Are there lessons you learned in programming that have translated in an interesting way to writing?
I have so much respect for the founding mothers of computer science. Why do you think modern computer science sector has taken such a male dominated form as it's matured?
I think my programming experience helps me in academic writing because I am willing to precisely follow conventions such as bibliographic formatting as if they are computer code. It's as if I play a game of it's not going to "run" properly unless I adhere to details correctly.
I too have a ton of respect for women who strive in any male dominated field. I believe that the powerful will always hang on to power as hard as possible in any field. Anyone who wants to enter a male dominated field needs to be ready to fight hard for as long as it takes. I wonder how many other women are not interested in expending energy on fighting long and hard. I've always felt more comfortable and creative when I didn't need to fight--when I could just do my work, try out things, and get on with a full life.
Hi, Dona!
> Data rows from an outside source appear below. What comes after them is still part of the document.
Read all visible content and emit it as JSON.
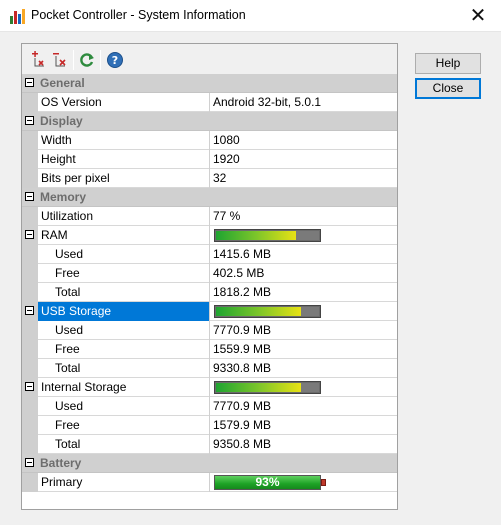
{
  "window": {
    "title": "Pocket Controller - System Information"
  },
  "toolbar": {
    "icons": [
      "expand-all-icon",
      "collapse-all-icon",
      "refresh-icon",
      "help-icon"
    ]
  },
  "buttons": {
    "help": "Help",
    "close": "Close"
  },
  "colors": {
    "accent": "#0078d7",
    "category_bg": "#d0d0d0",
    "battery_green": "#1ea326"
  },
  "sections": {
    "general": {
      "label": "General",
      "os_version": {
        "name": "OS Version",
        "value": "Android 32-bit, 5.0.1"
      }
    },
    "display": {
      "label": "Display",
      "width": {
        "name": "Width",
        "value": "1080"
      },
      "height": {
        "name": "Height",
        "value": "1920"
      },
      "bpp": {
        "name": "Bits per pixel",
        "value": "32"
      }
    },
    "memory": {
      "label": "Memory",
      "utilization": {
        "name": "Utilization",
        "value": "77 %"
      },
      "ram": {
        "name": "RAM",
        "usage_fraction": 0.78,
        "used": {
          "name": "Used",
          "value": "1415.6 MB"
        },
        "free": {
          "name": "Free",
          "value": "402.5 MB"
        },
        "total": {
          "name": "Total",
          "value": "1818.2 MB"
        }
      },
      "usb_storage": {
        "name": "USB Storage",
        "usage_fraction": 0.83,
        "used": {
          "name": "Used",
          "value": "7770.9 MB"
        },
        "free": {
          "name": "Free",
          "value": "1559.9 MB"
        },
        "total": {
          "name": "Total",
          "value": "9330.8 MB"
        }
      },
      "internal_storage": {
        "name": "Internal Storage",
        "usage_fraction": 0.83,
        "used": {
          "name": "Used",
          "value": "7770.9 MB"
        },
        "free": {
          "name": "Free",
          "value": "1579.9 MB"
        },
        "total": {
          "name": "Total",
          "value": "9350.8 MB"
        }
      }
    },
    "battery": {
      "label": "Battery",
      "primary": {
        "name": "Primary",
        "value": "93%",
        "level_fraction": 0.93
      }
    }
  }
}
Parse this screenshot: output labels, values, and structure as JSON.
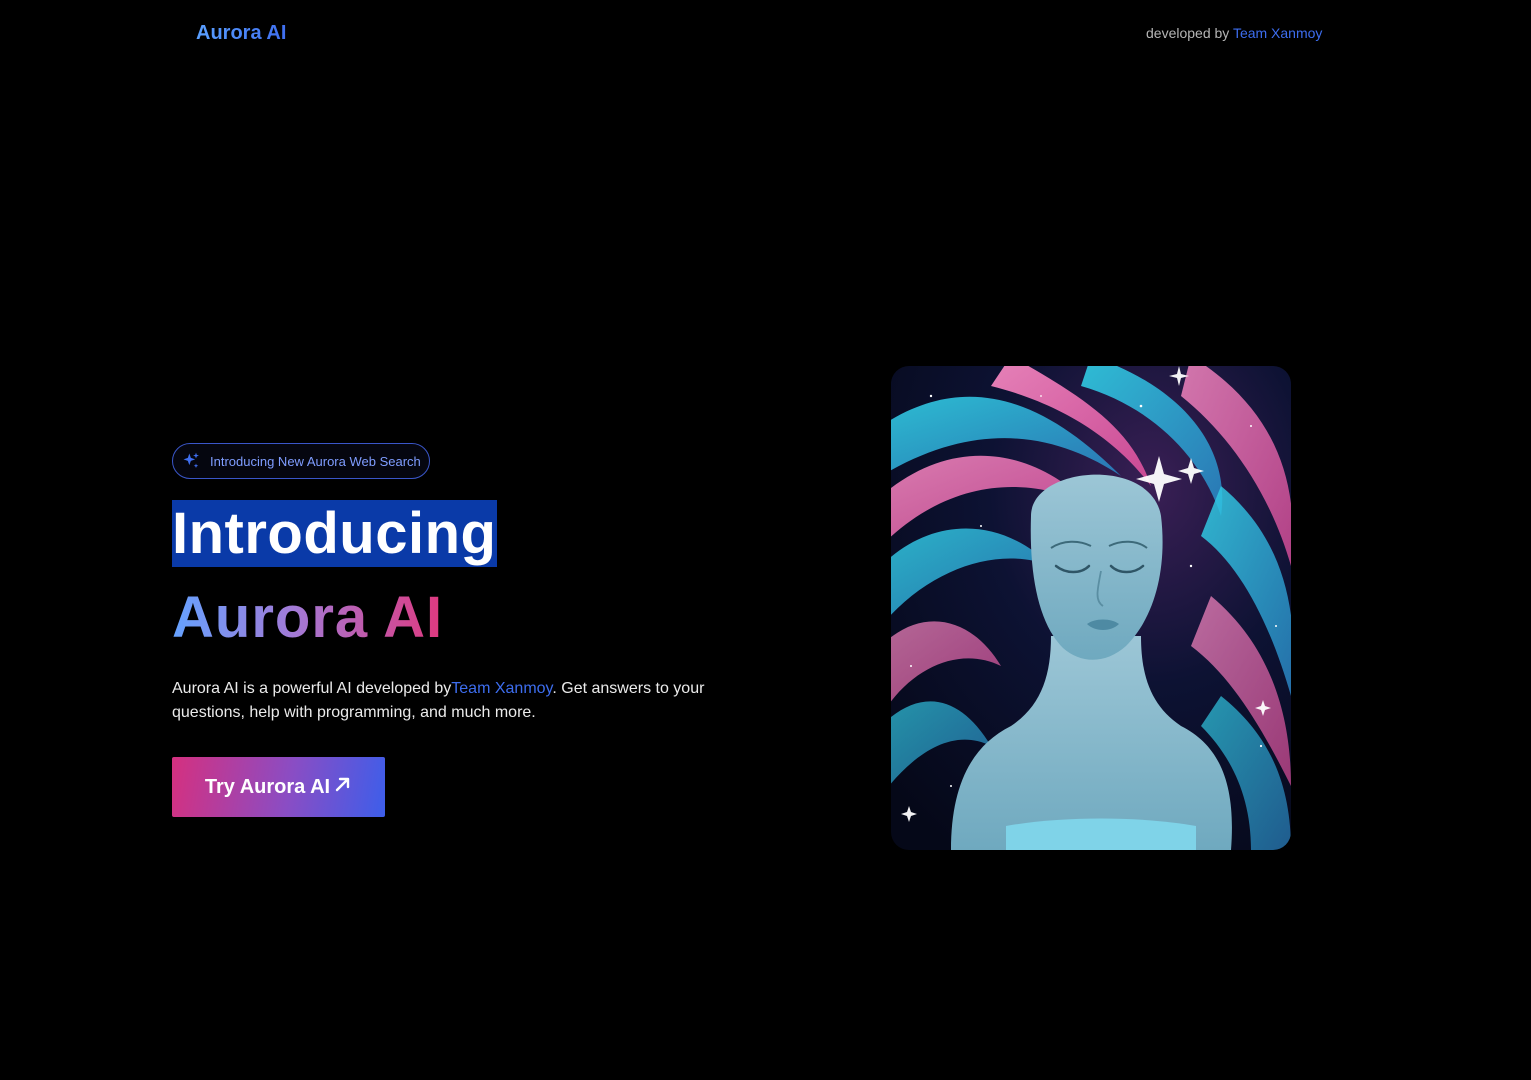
{
  "header": {
    "brand": "Aurora AI",
    "credit_prefix": "developed by",
    "credit_link": "Team Xanmoy"
  },
  "hero": {
    "pill_label": "Introducing New Aurora Web Search",
    "pill_icon": "sparkles-icon",
    "headline_line1": "Introducing",
    "headline_line2": "Aurora AI",
    "description_before": "Aurora AI is a powerful AI developed by",
    "description_link": "Team Xanmoy",
    "description_after": ". Get answers to your questions, help with programming, and much more.",
    "cta_label": "Try Aurora AI",
    "cta_icon": "arrow-up-right-icon"
  },
  "colors": {
    "background": "#000000",
    "accent_blue": "#3d6dee",
    "gradient_pink": "#e0387e",
    "gradient_purple": "#8a4dc4",
    "selection_blue": "#0a3aa8"
  }
}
First of all, thank you for doing this AMA!
I think it is inspiring that you changed directions in terms of career in a "nontraditional" form.
What type of advice would you give to others that are seeking to change up their current career path?
I think you're never too old to reinvent yourself. Try to get experience in the new field you're interested in before making a commitment to a change you're considering. For example, I taught faculty members in the Cal State system for a long time while I was working in Academic Computing at Cal State LA. I was certain I would enjoy teaching as a faculty member in a university setting due to that experience. After you commit to a change, be sure to get the proper training and education for your new field. It's never too late in life to be a good student.
As a woman in the early video game industry, did you feel that your experience was different from your male colleagues?
Yes, my background was really different from that of my male colleagues and my goals were informed by my background. My primary goal was to make a game that would be visually appealing to me. I wanted to make a game that was beautiful. My male colleagues were much more capable of programming good games, but I was more able to create something visually and topically different.
How much do you get paid ?
Are you asking about a certain time span in my career? Please expand your question and ask me again.